    9. The word "hospice" stems from the Latin word "hospitium" meaning guesthouse. It was originally used to describe a place of shelter for weary and sick travelers returning from religious pilgrimages. During the 1960's, Dr. Cicely Saunders, a British physician began the modern hospice movement by establishing St. Christopher's Hospice near London. St. Christopher's organized a team approach to professional caregiving, and was the first program to use modern pain management techniques to compassionately care for the dying. The first hospice in the United States was established in New Haven, Connecticut in 1974.

    10. Hospice is not a place but a concept of care. Eighty percent of hospice care is provided in the patient's home, family member's home and in nursing homes.
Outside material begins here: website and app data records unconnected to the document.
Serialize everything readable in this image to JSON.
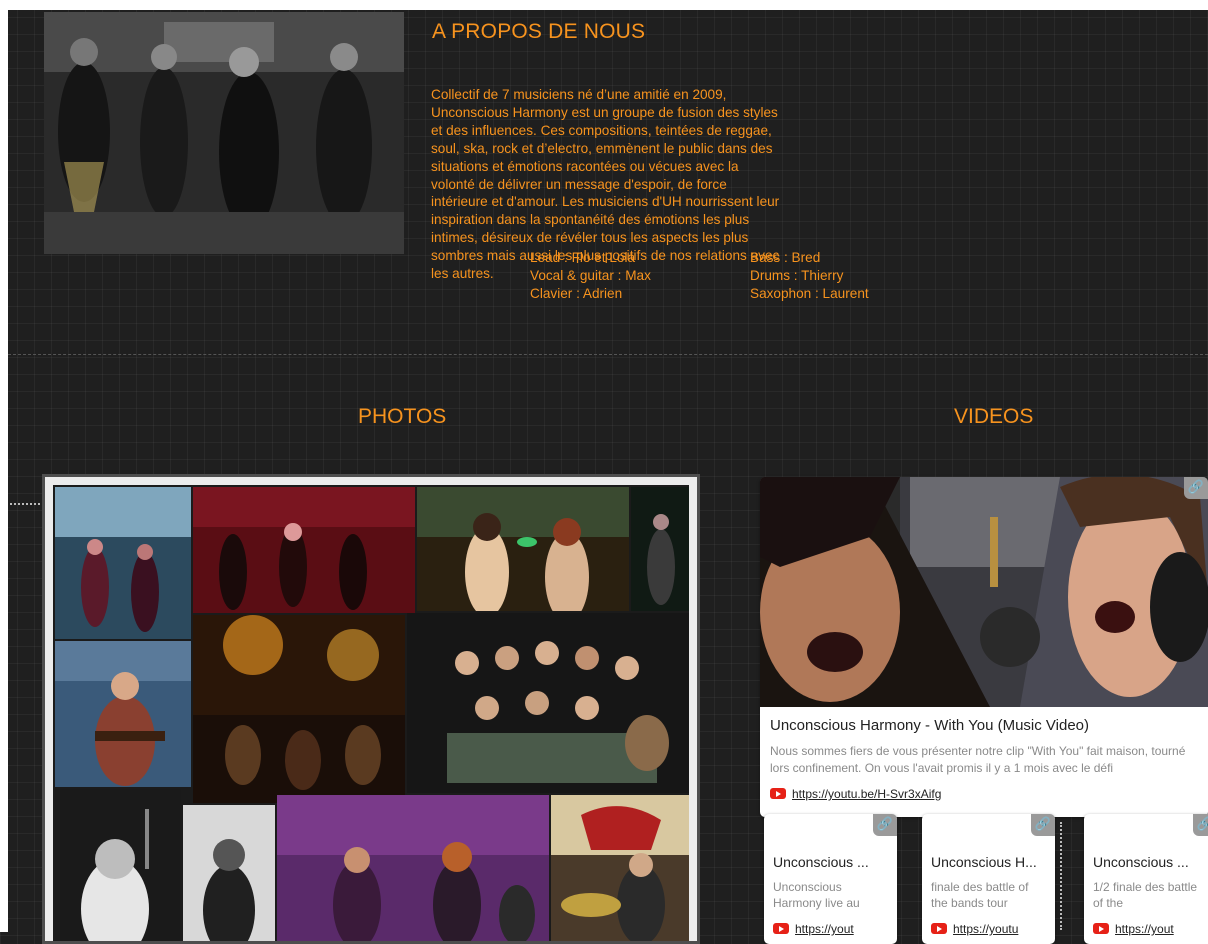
{
  "about": {
    "title": "A PROPOS DE NOUS",
    "description": "Collectif de 7 musiciens né d’une amitié en 2009, Unconscious Harmony est un groupe de fusion des styles et des influences. Ces compositions, teintées de reggae, soul, ska, rock et d’electro, emmènent le public dans des situations et émotions racontées ou vécues avec la volonté de délivrer un message d'espoir, de force intérieure et d'amour. Les musiciens d'UH nourrissent leur inspiration dans la spontanéité des émotions les plus intimes, désireux de révéler tous les aspects les plus sombres mais aussi les plus positifs de nos relations avec les autres.",
    "members_col1": [
      "Lead : Flo et Lola",
      "Vocal & guitar : Max",
      "Clavier : Adrien"
    ],
    "members_col2": [
      "Bass : Bred",
      "Drums : Thierry",
      "Saxophon : Laurent"
    ]
  },
  "photos": {
    "title": "PHOTOS"
  },
  "videos": {
    "title": "VIDEOS",
    "featured": {
      "title": "Unconscious Harmony - With You (Music Video)",
      "description": "Nous sommes fiers de vous présenter notre clip \"With You\" fait maison, tourné lors confinement. On vous l'avait promis il y a 1 mois avec le défi",
      "link": "https://youtu.be/H-Svr3xAifg",
      "link_icon": "link-icon"
    },
    "cards": [
      {
        "title": "Unconscious ...",
        "description": "Unconscious Harmony live au",
        "link": "https://yout"
      },
      {
        "title": "Unconscious H...",
        "description": "finale des battle of the bands tour",
        "link": "https://youtu"
      },
      {
        "title": "Unconscious ...",
        "description": "1/2 finale des battle of the",
        "link": "https://yout"
      }
    ]
  },
  "colors": {
    "accent": "#f7931e",
    "background": "#1f1f1f",
    "youtube": "#e62117"
  }
}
Inpatient hospice facilities are sometimes available to assist with caregiving.

    13. Curative Model Palliative Model Primary goal is cure The object of analysis is the disease process Symptoms are treated primarily as clues to diagnosis Primary value is placed upon measurable data Relief of suffering The patient and the family Entities in themselves Both measurable and subjective data are valued

    14. Deaths in hospice 11% in 1993 17% in 1995 Length of stay in hospice 1995: 36 days 1998: 20 days

    15. Comparing Hospice and Standard Home Care